The technological challenges that must be overcome to realize manufacture below the 22nm node, near the end of the semiconductor roadmap, are daunting. New sources of variation will come into play while previously ignored process mechanisms will become electrically significant enough to require accurate models. Much more sophisticated design tools and methodologies to deal with process variability will be required, while manufacturing process which is oblivious of design intent will be both too conservative and too expensive. The IMPACT+ research team, with its strengths spanning patterning, algorithms, modeling and design automation, plans to address future semiconductor technology challenges via the following two intertwined themes.
We plan to explore future lithography and plasma etch. Notably, IMPACT+ will aim to help establish current and extend future capabilities of EUV lithography. We will develop fundamental understanding of EUV resist limitations and electromagnetic performance of EUV masks. We will also explore reversing the chemistry of Atomic layer Deposition (ALD) to create precise Atomic Layer Etching (ALE) utilizing thermodynamic assessment of plasma-surface interactions followed by experimentation with viable chemistries. Scalable algorithms will be an integral requirement to apply models and optimization methods at the chip-scale. An example IMPACT+ project would be investigation into shot count reduction algorithms by shot overlapping.

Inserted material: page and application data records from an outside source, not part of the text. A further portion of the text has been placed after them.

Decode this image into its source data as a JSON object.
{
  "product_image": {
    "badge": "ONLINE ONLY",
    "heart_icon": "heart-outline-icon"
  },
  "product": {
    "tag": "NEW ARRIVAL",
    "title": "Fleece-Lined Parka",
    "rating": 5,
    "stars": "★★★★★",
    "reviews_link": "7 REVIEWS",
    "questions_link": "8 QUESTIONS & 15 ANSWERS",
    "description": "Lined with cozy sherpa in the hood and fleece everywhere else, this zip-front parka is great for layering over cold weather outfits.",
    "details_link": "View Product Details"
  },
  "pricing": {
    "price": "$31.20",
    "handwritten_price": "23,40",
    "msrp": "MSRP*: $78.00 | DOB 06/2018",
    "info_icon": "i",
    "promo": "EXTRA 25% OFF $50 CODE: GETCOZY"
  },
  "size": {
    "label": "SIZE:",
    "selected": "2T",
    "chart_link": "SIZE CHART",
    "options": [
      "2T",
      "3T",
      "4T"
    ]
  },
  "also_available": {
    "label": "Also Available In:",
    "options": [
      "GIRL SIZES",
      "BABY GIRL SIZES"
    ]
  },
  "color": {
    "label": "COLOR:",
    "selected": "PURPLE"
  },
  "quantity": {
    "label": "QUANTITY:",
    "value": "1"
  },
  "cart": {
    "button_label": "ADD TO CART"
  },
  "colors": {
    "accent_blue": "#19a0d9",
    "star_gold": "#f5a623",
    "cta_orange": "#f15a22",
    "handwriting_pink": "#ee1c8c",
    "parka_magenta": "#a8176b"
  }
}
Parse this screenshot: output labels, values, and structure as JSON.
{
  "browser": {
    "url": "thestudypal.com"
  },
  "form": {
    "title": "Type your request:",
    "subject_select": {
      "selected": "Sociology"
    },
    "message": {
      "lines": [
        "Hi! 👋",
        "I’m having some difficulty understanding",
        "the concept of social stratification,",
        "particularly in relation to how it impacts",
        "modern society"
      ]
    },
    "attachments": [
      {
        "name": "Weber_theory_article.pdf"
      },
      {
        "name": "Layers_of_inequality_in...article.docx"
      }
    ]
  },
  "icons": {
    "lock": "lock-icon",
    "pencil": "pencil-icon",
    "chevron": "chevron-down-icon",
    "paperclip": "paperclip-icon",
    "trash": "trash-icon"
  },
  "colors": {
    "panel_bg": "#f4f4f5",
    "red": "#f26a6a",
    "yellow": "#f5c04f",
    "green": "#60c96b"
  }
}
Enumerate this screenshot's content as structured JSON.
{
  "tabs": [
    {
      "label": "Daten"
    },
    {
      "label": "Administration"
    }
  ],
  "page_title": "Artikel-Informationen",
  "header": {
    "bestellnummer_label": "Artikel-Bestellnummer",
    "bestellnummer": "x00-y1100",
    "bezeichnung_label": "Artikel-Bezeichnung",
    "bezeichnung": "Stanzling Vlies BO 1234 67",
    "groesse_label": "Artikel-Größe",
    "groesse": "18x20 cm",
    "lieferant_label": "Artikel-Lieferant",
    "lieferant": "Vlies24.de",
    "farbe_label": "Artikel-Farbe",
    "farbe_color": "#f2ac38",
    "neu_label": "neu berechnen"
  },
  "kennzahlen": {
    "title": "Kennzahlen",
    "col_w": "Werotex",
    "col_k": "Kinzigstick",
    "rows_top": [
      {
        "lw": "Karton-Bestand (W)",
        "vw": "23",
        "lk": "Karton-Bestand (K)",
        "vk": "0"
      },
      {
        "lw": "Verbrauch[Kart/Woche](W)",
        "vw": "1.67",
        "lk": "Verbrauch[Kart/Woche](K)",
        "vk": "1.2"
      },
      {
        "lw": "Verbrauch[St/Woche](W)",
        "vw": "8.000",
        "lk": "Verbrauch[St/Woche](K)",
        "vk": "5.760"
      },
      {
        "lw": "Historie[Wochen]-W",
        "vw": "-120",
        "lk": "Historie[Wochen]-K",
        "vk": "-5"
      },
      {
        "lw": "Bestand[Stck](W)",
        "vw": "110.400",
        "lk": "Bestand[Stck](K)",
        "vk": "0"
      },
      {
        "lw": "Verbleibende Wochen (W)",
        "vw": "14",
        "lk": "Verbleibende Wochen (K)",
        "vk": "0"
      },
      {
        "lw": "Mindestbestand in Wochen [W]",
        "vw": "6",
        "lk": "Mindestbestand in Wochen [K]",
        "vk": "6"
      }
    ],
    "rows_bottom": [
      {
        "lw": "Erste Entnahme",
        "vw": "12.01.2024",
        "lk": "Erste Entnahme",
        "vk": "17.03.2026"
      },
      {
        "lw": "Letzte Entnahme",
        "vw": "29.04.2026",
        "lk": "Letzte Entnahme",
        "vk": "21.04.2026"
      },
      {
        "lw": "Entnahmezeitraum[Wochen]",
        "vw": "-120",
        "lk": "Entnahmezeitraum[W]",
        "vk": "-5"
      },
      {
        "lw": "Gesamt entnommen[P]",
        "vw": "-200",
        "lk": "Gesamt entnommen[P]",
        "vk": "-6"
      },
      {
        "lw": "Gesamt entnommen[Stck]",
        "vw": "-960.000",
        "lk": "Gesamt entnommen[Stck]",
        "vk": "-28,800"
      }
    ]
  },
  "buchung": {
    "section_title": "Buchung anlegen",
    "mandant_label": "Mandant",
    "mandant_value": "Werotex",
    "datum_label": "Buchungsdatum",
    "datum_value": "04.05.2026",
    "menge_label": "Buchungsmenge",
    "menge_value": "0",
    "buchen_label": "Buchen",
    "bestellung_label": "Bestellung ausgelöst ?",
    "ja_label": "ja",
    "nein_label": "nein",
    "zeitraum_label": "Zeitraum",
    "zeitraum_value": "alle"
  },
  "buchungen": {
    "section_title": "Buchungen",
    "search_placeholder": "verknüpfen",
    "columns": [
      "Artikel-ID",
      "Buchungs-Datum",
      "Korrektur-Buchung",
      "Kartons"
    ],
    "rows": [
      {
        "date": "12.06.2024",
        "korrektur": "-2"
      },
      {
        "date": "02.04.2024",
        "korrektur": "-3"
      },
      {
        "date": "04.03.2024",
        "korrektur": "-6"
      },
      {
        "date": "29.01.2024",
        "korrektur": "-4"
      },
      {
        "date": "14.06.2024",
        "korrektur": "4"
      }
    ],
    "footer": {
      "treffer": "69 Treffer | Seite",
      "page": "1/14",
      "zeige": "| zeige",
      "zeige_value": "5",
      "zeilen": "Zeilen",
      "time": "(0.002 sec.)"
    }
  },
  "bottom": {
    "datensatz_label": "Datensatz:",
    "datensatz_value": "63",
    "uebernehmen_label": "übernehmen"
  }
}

- Devices and Design Interface. Patterning and technology choices have tremendous impact on design tools, flows and margins inherent in them. We will explore the complex interactions of manufacturing flows, design adaptivity and design margins. Interactions of future patterning technologies (especially mutli-patterning and EUV) with design will be an IMPACT+ focus. A design-centric evaluation and optimization framework for device and patterning technology will be a second goal. Exploration of future device options, especially gate-all-around MOSFETs is envisioned. The device and patterning research will directly influence models for variability while design tools dictate the abstractions needed. We will develop a Variability Tool Kit to efficiently measure, capture into the hierarchical model structure, and to interface queries on variability data.